Items from a data source
────────────────────

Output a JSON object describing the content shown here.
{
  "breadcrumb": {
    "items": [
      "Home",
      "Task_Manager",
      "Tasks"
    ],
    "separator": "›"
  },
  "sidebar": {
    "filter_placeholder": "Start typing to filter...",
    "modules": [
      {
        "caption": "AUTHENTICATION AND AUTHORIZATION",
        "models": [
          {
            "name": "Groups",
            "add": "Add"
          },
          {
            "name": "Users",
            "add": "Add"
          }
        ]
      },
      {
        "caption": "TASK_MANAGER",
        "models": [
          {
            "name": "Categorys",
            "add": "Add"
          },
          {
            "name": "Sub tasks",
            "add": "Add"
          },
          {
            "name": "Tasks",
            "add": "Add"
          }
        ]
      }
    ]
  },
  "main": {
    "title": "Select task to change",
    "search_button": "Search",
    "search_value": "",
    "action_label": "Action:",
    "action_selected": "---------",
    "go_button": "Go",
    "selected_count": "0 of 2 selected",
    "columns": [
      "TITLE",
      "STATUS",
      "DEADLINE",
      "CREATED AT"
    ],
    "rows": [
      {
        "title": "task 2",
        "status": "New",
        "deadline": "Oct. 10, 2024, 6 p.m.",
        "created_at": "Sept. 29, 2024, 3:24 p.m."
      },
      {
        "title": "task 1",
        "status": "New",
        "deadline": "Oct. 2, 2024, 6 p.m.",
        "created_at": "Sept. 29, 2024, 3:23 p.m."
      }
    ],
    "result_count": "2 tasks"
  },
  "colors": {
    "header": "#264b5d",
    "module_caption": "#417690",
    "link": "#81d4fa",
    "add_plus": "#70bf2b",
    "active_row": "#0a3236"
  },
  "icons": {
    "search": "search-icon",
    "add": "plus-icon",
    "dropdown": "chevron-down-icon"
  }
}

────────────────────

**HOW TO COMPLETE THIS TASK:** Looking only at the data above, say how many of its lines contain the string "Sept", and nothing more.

**EXPECTED ANSWER:** 2